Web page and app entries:
• • • •
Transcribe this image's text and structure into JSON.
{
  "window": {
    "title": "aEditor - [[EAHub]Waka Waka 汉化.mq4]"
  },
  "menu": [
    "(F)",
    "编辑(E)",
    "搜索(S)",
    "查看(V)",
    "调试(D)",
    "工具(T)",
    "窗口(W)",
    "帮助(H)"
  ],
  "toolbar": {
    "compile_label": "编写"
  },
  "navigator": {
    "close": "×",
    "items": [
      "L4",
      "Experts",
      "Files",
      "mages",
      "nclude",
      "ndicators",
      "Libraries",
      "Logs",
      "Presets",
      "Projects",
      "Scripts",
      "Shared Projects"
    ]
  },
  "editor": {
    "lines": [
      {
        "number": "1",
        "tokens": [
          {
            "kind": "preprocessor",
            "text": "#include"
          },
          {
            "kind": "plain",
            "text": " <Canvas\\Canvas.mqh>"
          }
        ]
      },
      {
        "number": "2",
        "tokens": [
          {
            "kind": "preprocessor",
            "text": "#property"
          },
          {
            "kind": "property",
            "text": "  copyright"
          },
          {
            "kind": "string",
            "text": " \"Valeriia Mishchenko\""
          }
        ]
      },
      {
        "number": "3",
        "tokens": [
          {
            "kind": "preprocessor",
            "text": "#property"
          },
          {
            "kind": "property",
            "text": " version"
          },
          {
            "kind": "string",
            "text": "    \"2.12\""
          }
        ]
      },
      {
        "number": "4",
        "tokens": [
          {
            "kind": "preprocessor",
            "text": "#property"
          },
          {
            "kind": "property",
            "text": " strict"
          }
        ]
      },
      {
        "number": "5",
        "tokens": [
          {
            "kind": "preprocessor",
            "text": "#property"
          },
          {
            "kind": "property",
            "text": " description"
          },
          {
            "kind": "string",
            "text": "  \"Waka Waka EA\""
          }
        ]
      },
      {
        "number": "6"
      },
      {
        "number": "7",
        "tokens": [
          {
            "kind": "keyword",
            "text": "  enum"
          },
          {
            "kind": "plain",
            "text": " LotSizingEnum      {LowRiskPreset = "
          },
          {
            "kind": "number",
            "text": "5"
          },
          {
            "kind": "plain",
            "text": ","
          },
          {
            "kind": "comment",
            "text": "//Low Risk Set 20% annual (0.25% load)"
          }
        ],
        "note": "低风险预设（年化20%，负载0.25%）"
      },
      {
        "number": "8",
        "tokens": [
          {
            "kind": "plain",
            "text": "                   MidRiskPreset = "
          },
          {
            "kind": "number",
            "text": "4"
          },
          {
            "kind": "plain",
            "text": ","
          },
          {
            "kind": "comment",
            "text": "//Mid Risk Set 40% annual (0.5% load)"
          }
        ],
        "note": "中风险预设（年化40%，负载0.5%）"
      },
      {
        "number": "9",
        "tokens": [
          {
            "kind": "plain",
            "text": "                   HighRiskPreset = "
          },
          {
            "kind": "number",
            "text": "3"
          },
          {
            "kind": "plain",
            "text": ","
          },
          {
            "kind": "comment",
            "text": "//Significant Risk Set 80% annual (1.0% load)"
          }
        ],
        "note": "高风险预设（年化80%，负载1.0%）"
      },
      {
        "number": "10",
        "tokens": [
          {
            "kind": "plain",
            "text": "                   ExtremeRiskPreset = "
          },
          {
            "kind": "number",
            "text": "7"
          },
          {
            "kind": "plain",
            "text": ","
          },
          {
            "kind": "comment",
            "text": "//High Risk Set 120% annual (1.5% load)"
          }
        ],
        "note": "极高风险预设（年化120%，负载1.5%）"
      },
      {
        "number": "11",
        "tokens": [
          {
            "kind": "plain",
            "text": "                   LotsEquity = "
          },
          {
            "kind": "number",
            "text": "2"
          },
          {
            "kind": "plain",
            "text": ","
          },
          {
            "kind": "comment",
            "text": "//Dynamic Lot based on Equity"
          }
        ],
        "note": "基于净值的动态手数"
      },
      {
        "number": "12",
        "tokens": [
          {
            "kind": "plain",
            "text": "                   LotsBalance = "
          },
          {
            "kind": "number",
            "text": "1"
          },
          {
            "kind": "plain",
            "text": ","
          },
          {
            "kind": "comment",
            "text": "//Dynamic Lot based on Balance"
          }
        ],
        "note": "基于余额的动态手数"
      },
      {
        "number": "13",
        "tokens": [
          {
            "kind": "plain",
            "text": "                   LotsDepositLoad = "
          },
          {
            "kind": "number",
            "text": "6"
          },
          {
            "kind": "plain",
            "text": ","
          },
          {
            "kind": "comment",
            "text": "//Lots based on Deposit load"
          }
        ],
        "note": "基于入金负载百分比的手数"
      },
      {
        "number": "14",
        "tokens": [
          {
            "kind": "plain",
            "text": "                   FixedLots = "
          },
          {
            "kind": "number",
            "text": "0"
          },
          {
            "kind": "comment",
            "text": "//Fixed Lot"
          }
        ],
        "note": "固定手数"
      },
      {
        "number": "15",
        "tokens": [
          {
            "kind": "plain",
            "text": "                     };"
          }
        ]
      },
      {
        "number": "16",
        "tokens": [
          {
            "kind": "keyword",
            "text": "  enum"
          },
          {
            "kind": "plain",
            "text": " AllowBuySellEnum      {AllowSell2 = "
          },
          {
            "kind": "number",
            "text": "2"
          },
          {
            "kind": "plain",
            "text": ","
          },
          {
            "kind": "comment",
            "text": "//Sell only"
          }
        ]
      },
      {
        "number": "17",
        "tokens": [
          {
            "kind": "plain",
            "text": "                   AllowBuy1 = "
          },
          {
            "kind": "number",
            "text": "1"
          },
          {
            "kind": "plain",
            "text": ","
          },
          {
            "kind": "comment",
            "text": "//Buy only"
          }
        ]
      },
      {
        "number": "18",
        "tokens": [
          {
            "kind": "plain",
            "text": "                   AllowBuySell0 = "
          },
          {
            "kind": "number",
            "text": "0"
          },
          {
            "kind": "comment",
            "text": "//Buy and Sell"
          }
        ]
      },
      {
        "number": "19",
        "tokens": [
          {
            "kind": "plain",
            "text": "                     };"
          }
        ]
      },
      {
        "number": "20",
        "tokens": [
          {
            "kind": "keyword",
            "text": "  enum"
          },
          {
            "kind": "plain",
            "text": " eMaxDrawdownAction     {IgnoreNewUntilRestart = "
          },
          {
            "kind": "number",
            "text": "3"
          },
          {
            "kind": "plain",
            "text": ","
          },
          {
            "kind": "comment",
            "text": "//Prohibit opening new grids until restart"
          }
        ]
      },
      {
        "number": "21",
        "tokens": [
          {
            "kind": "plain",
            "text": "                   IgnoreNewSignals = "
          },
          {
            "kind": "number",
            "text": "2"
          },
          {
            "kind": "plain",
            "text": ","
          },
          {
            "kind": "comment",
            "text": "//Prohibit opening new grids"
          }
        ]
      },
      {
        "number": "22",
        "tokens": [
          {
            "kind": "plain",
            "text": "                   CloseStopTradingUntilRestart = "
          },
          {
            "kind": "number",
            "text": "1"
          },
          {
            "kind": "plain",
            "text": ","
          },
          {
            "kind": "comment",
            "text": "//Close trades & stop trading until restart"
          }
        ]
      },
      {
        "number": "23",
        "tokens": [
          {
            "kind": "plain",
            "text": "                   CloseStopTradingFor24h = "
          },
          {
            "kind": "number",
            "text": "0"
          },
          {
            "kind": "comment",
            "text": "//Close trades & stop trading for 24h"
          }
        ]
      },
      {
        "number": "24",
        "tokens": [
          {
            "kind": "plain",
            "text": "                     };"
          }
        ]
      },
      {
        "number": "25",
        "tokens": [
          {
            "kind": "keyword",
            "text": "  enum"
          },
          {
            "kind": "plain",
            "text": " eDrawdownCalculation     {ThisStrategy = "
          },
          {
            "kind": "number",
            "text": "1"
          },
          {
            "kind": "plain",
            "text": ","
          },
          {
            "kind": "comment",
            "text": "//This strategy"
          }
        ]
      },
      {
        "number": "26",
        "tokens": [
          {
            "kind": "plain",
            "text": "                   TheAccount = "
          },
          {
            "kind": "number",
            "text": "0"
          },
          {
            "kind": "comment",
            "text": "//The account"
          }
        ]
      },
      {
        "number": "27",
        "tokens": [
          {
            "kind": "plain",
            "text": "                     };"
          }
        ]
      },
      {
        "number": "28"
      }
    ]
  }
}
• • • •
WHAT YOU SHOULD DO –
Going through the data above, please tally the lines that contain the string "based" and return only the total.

SOLUTION TO THE EXERCISE –
3